• **Task requirements**: An exact reprint of the data below is required, line for line.

• **Exercise data**:
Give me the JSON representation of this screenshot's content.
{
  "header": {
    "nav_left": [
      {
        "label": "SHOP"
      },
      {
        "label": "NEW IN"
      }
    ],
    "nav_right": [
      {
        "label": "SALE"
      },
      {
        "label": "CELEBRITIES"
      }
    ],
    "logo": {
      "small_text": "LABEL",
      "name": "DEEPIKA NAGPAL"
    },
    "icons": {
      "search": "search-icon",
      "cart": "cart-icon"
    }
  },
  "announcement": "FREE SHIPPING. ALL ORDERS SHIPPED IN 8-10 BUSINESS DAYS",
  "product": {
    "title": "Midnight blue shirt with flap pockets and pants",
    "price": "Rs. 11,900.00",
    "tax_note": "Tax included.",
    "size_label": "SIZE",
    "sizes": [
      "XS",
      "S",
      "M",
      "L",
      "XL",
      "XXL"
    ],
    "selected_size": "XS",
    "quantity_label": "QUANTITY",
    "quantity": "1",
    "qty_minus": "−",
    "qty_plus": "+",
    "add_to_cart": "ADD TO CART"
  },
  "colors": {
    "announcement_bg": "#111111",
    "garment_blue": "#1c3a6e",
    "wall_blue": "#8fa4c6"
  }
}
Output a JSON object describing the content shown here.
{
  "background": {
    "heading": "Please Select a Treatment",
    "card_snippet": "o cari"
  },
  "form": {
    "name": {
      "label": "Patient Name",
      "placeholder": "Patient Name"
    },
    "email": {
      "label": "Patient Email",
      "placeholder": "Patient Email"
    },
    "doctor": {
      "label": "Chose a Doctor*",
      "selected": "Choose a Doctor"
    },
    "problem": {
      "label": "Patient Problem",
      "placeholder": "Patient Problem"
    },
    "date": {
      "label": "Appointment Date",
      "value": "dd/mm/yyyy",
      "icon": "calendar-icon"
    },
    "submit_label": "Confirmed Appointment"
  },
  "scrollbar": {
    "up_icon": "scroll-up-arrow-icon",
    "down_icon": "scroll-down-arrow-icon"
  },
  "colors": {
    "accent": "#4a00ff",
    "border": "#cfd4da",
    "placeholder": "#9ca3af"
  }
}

• **Answer to this problem**:
Give me the JSON representation of this screenshot's content.
{
  "header": {
    "nav_left": [
      {
        "label": "SHOP"
      },
      {
        "label": "NEW IN"
      }
    ],
    "nav_right": [
      {
        "label": "SALE"
      },
      {
        "label": "CELEBRITIES"
      }
    ],
    "logo": {
      "small_text": "LABEL",
      "name": "DEEPIKA NAGPAL"
    },
    "icons": {
      "search": "search-icon",
      "cart": "cart-icon"
    }
  },
  "announcement": "FREE SHIPPING. ALL ORDERS SHIPPED IN 8-10 BUSINESS DAYS",
  "product": {
    "title": "Midnight blue shirt with flap pockets and pants",
    "price": "Rs. 11,900.00",
    "tax_note": "Tax included.",
    "size_label": "SIZE",
    "sizes": [
      "XS",
      "S",
      "M",
      "L",
      "XL",
      "XXL"
    ],
    "selected_size": "XS",
    "quantity_label": "QUANTITY",
    "quantity": "1",
    "qty_minus": "−",
    "qty_plus": "+",
    "add_to_cart": "ADD TO CART"
  },
  "colors": {
    "announcement_bg": "#111111",
    "garment_blue": "#1c3a6e",
    "wall_blue": "#8fa4c6"
  }
}
Output a JSON object describing the content shown here.
{
  "background": {
    "heading": "Please Select a Treatment",
    "card_snippet": "o cari"
  },
  "form": {
    "name": {
      "label": "Patient Name",
      "placeholder": "Patient Name"
    },
    "email": {
      "label": "Patient Email",
      "placeholder": "Patient Email"
    },
    "doctor": {
      "label": "Chose a Doctor*",
      "selected": "Choose a Doctor"
    },
    "problem": {
      "label": "Patient Problem",
      "placeholder": "Patient Problem"
    },
    "date": {
      "label": "Appointment Date",
      "value": "dd/mm/yyyy",
      "icon": "calendar-icon"
    },
    "submit_label": "Confirmed Appointment"
  },
  "scrollbar": {
    "up_icon": "scroll-up-arrow-icon",
    "down_icon": "scroll-down-arrow-icon"
  },
  "colors": {
    "accent": "#4a00ff",
    "border": "#cfd4da",
    "placeholder": "#9ca3af"
  }
}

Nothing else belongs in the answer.